As for the other two issues: I don’t know what it means to say that Scalia “believed wholeheartedly” in “the right to possess firearms.” But as a justice he swore to defend the Constitution, including the Second Amendment. It’s clear from Segall’s review that Purcell believes that District of Columbia v. Heller was wrongly decided. That’s too large a topic for me to address here. Suffice it to say that there are plenty of Second Amendment scholars who agree with Scalia’s opinion in that case.
On “affirmative action” (aka racial preferences): Segall asserts that “complete color-blindness” is “a non-textual, anti-historical judge-invented principle.” But as early as 1880—a mere twelve years after ratification of the Fourteenth Amendment—the Supreme Court in Strauder v. West Virginia read the Fourteenth Amendment as “declaring that the law in the States shall be the same for the black as for the white; that all persons, whether colored or white, shall stand equal before the laws of the States, and, in regard to the colored race, for whose protection the amendment was primarily designed, that no discrimination shall be made against them by law because of their color.” And of course the first Justice Harlan famously declared in his dissent in Plessy v. Ferguson in 1896: “Our constitution is color-blind.”
In any event, even if you think that Scalia was wrong on these two issues, the notion that Scalia was as much a living constitutionalist as any other justice is patently false.
2. In what Segall, damning with ardent praise, calls “one of Purcell’s best paragraphs,” Purcell writes:
[Scalia] was far more openly and overtly political than any of his predecessors.
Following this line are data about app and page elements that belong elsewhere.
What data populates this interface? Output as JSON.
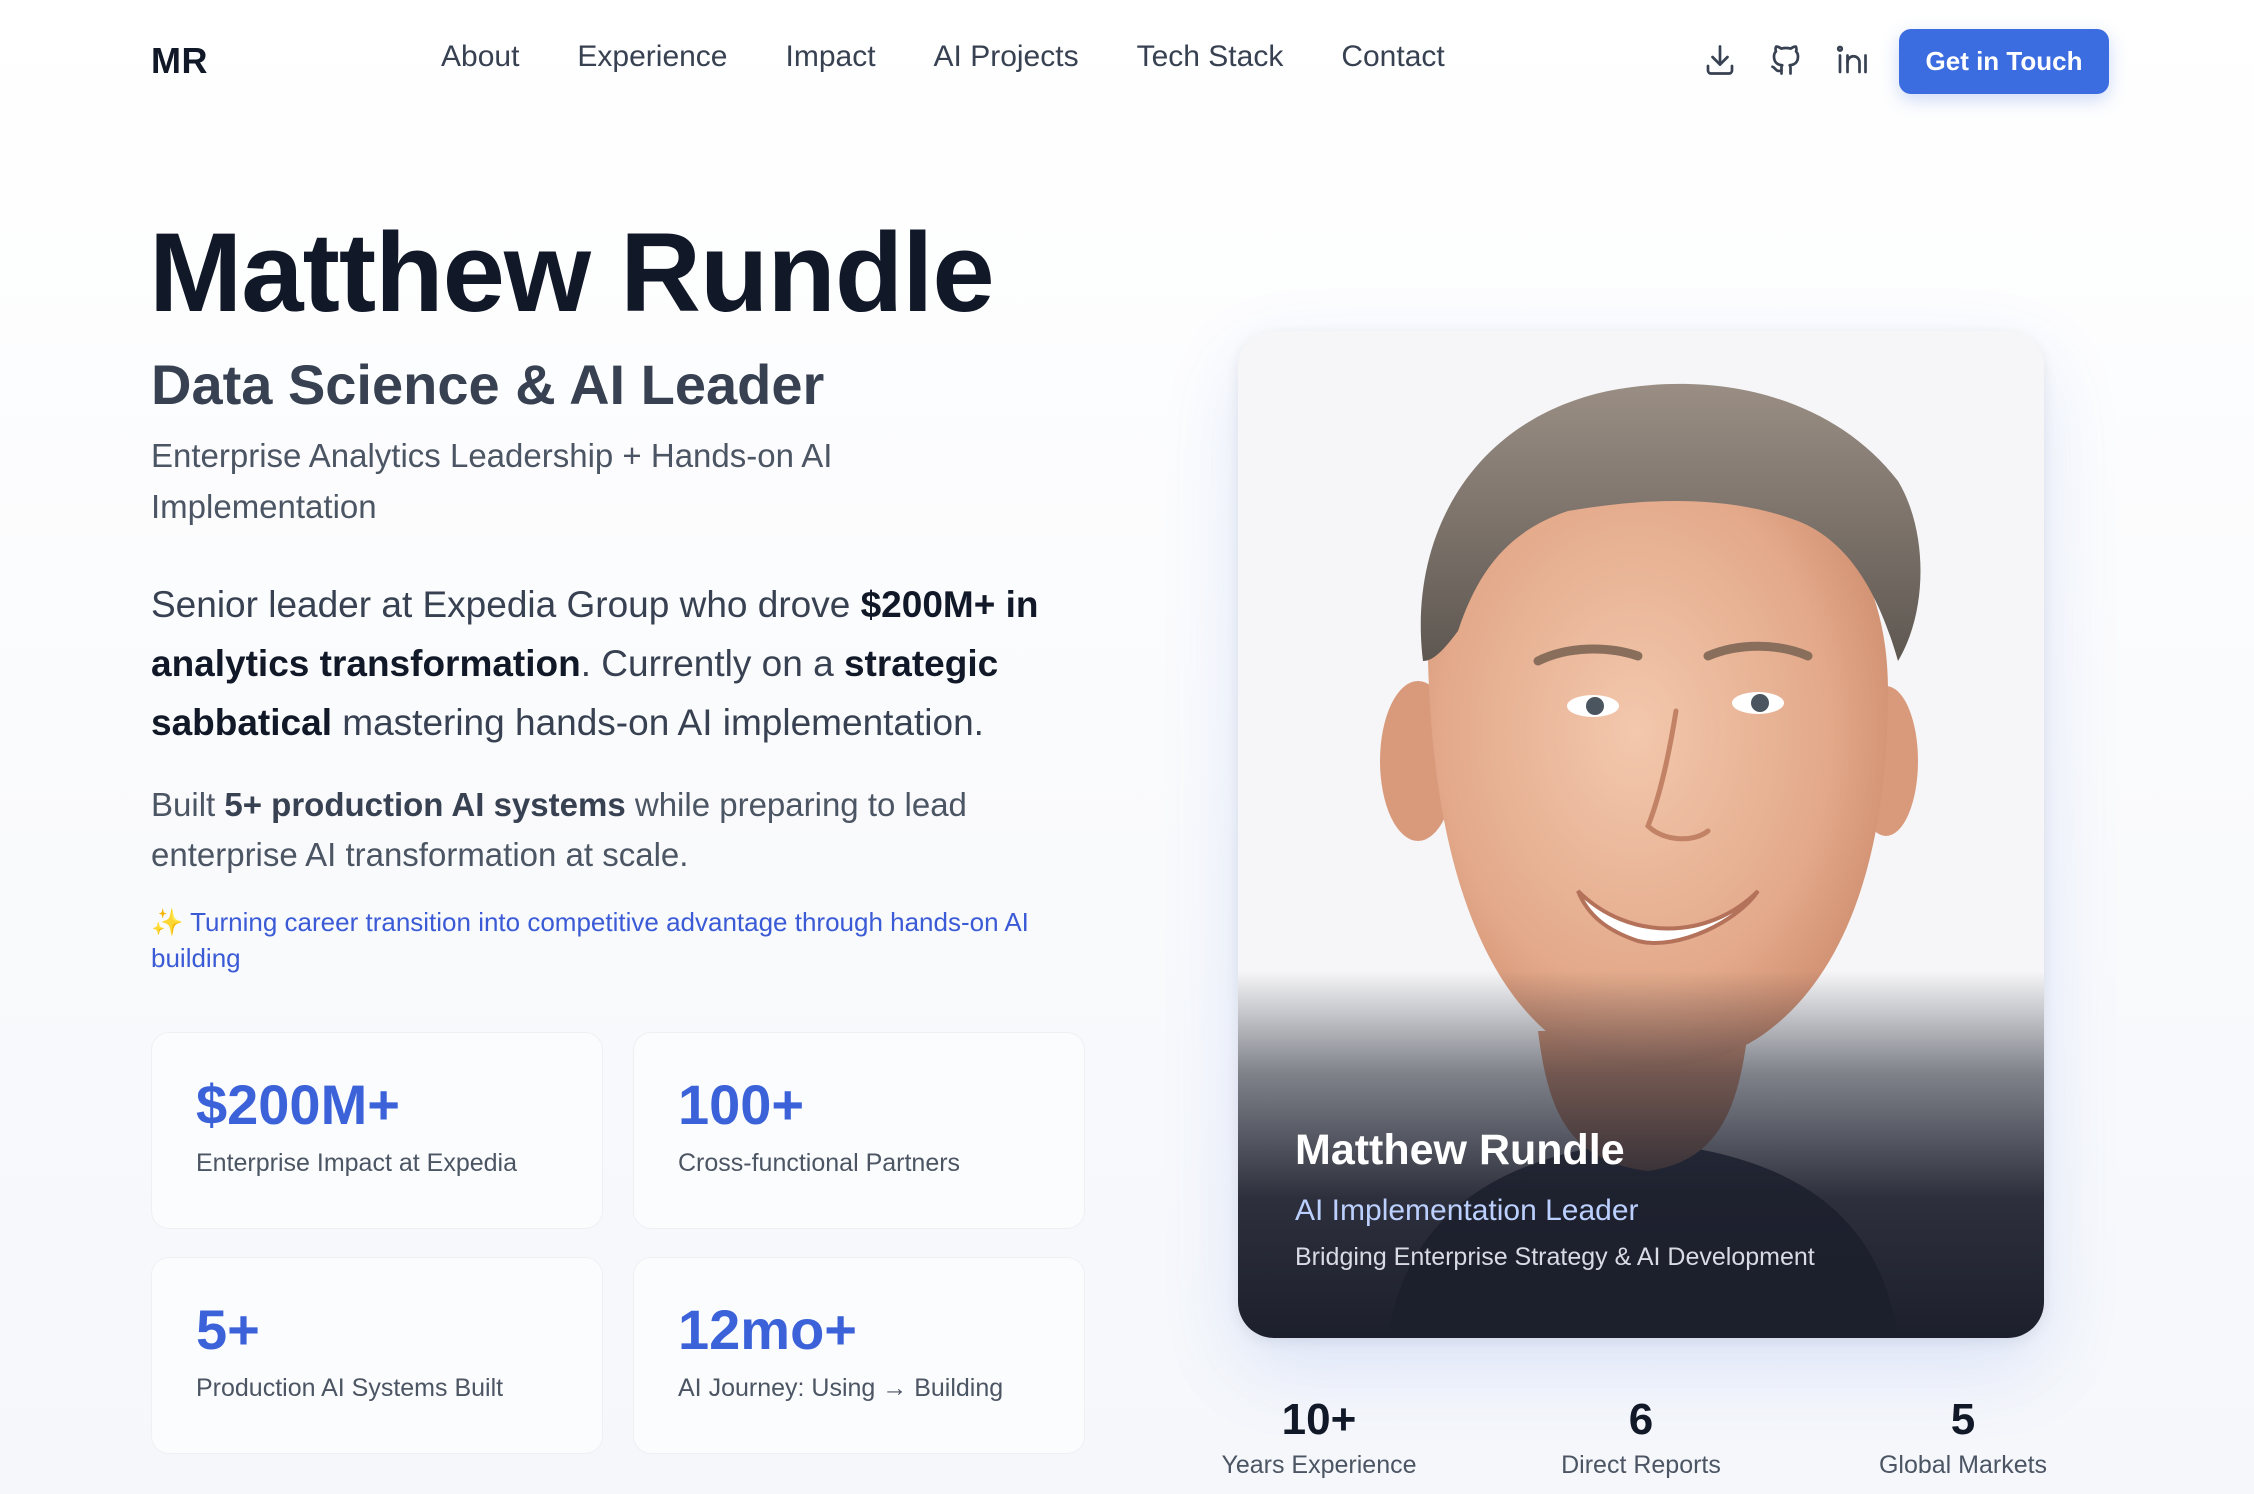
{
  "nav": {
    "logo": "MR",
    "links": [
      "About",
      "Experience",
      "Impact",
      "AI Projects",
      "Tech Stack",
      "Contact"
    ],
    "icons": [
      "download-icon",
      "github-icon",
      "linkedin-icon"
    ],
    "cta_label": "Get in Touch"
  },
  "hero": {
    "name": "Matthew Rundle",
    "title": "Data Science & AI Leader",
    "subtitle": "Enterprise Analytics Leadership + Hands-on AI Implementation",
    "desc": {
      "p1": "Senior leader at Expedia Group who drove ",
      "b1": "$200M+ in analytics transformation",
      "p2": ". Currently on a ",
      "b2": "strategic sabbatical",
      "p3": " mastering hands-on AI implementation."
    },
    "built": {
      "p1": "Built ",
      "b1": "5+ production AI systems",
      "p2": " while preparing to lead enterprise AI transformation at scale."
    },
    "note_icon": "✨",
    "note": "Turning career transition into competitive advantage through hands-on AI building"
  },
  "stats": [
    {
      "value": "$200M+",
      "label": "Enterprise Impact at Expedia"
    },
    {
      "value": "100+",
      "label": "Cross-functional Partners"
    },
    {
      "value": "5+",
      "label": "Production AI Systems Built"
    },
    {
      "value": "12mo+",
      "label": "AI Journey: Using → Building"
    }
  ],
  "profile_card": {
    "name": "Matthew Rundle",
    "role": "AI Implementation Leader",
    "tagline": "Bridging Enterprise Strategy & AI Development"
  },
  "mini_stats": [
    {
      "value": "10+",
      "label": "Years Experience"
    },
    {
      "value": "6",
      "label": "Direct Reports"
    },
    {
      "value": "5",
      "label": "Global Markets"
    }
  ],
  "colors": {
    "accent": "#3b6ce0",
    "stat_value": "#3b62d9",
    "heading": "#111827",
    "body": "#374151",
    "card_dark": "#1c1f2c"
  }
}
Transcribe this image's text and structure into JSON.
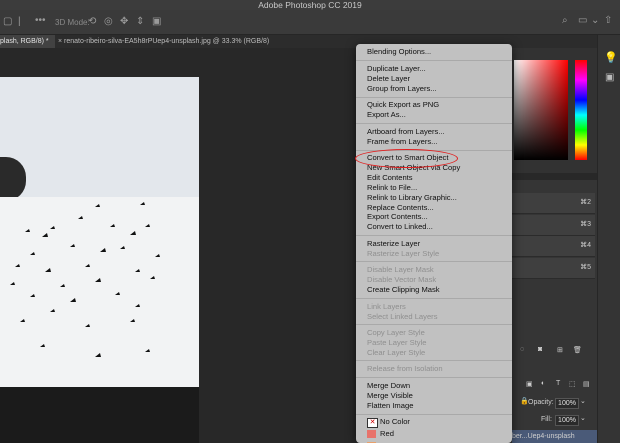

A good number of those predecessors had continued their political involvements in varying ways and degrees while on the Court, but none had pushed their political and partisan views into the public arena as freely, continuously, and emphatically as Scalia did. His countless writings, public speeches, and media appearances commonly lent support to the agenda of the political right, and together with his much heralded public work on behalf of the Federalist Society—the Republican Party’s acknowledged judicial and administrative employment agency—they made his personal political and social allegiances vividly apparent.
This entire paragraph seems to rest on Purcell’s same mistaken conflation of Scalia’s judicial philosophy with his putative “political and partisan views.” If you’re looking for a justice who was “openly and overtly political” to an unprecedented degree, perhaps you’d consider the justice who, in the midst of a presidential campaign, publicly said that she “can’t imagine what the country would be” if one of the contenders prevailed and who condemned that contender as “a faker” who “has no consistency about him” and “says whatever comes into his head at the moment.”